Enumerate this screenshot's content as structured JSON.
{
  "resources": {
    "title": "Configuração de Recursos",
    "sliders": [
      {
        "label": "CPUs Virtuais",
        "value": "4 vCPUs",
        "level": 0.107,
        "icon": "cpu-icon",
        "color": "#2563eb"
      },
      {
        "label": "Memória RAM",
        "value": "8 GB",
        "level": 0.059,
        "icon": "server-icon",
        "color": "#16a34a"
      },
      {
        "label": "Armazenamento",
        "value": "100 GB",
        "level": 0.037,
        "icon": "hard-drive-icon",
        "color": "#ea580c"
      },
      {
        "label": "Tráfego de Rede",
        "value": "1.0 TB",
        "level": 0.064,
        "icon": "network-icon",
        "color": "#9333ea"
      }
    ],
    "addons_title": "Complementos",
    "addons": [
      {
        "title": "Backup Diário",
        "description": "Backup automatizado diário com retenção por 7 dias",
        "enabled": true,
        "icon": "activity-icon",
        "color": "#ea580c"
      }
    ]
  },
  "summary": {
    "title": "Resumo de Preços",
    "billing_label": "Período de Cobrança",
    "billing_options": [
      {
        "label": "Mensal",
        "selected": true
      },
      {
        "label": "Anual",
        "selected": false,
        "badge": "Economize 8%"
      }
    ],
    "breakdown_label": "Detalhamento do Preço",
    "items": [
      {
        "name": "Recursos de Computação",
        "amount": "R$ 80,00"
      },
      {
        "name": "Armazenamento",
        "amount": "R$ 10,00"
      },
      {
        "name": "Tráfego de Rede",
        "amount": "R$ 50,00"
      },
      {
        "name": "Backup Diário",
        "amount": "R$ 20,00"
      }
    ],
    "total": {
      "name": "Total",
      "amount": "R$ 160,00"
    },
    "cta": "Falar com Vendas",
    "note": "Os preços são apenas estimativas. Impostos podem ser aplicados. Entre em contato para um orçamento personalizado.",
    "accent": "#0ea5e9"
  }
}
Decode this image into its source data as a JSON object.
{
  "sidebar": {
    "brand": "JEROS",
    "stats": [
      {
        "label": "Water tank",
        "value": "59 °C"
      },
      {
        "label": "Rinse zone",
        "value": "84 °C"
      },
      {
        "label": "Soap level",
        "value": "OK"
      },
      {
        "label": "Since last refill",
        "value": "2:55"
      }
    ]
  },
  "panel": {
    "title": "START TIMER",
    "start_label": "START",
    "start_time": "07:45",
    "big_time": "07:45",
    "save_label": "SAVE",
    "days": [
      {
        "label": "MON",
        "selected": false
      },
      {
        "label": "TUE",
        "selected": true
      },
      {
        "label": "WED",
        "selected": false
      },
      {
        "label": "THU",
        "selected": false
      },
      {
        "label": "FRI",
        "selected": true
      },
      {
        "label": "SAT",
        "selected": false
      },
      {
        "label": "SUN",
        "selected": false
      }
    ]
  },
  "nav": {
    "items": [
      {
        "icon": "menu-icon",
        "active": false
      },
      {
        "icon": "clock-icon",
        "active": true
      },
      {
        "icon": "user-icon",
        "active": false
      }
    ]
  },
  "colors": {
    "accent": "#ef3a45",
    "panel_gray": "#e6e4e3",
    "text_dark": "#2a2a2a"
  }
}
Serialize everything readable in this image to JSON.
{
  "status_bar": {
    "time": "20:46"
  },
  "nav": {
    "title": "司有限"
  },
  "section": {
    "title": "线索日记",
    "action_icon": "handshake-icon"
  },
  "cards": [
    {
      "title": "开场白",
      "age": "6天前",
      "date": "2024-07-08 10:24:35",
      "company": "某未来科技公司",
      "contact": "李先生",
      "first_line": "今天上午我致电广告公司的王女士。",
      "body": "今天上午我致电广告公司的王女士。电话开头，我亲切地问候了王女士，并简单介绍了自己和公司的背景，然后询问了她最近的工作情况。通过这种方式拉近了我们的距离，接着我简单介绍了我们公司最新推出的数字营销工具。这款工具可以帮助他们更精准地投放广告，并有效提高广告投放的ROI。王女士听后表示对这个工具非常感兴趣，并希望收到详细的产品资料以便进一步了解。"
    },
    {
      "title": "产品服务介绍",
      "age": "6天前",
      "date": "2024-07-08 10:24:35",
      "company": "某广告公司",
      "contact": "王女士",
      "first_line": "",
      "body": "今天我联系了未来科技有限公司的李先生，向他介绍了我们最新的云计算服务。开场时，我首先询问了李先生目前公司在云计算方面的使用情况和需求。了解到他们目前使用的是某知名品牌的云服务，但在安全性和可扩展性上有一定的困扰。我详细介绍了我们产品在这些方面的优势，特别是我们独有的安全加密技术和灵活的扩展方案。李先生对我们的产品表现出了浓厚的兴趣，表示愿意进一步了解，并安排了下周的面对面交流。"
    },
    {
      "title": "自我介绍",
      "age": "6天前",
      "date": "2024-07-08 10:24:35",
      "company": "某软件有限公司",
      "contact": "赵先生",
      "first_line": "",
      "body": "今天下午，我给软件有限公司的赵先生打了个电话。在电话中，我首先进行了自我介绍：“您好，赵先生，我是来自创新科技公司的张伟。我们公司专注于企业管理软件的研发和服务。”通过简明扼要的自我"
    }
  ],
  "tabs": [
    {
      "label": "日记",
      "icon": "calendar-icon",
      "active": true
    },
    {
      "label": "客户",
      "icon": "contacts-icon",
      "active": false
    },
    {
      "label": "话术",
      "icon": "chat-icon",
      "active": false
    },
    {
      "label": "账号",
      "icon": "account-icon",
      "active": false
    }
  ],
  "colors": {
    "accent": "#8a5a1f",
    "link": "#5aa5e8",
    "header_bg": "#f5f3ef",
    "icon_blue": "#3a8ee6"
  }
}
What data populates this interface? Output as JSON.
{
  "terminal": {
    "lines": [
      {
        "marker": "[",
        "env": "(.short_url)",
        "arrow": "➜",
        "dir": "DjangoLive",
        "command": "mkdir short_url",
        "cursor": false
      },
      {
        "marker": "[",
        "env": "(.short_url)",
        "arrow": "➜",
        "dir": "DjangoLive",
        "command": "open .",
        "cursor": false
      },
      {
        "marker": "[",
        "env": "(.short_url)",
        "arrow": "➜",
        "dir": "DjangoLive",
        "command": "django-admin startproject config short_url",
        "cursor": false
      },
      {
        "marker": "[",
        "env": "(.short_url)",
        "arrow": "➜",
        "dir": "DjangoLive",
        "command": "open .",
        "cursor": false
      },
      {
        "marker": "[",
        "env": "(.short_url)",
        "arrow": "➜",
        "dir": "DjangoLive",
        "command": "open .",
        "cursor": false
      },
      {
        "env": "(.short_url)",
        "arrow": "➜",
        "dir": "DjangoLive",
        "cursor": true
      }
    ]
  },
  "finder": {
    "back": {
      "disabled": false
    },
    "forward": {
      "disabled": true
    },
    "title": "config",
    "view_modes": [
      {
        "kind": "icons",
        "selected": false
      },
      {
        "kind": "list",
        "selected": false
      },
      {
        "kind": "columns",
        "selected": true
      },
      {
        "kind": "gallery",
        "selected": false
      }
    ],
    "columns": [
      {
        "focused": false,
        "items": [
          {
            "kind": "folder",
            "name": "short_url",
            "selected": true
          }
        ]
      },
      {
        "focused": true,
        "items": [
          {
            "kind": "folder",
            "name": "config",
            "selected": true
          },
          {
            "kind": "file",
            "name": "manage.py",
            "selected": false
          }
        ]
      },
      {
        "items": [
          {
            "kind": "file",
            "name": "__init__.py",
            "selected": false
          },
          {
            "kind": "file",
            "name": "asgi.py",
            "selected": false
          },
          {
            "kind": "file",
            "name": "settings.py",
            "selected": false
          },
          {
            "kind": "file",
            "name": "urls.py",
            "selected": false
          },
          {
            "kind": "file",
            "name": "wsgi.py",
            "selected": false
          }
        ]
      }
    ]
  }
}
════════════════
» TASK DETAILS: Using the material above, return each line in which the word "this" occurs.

» WORKED SOLUTION:
Enumerate this screenshot's content as structured JSON.
Decode this image into its source data as a JSON object.
Serialize everything readable in this image to JSON.
What data populates this interface? Output as JSON.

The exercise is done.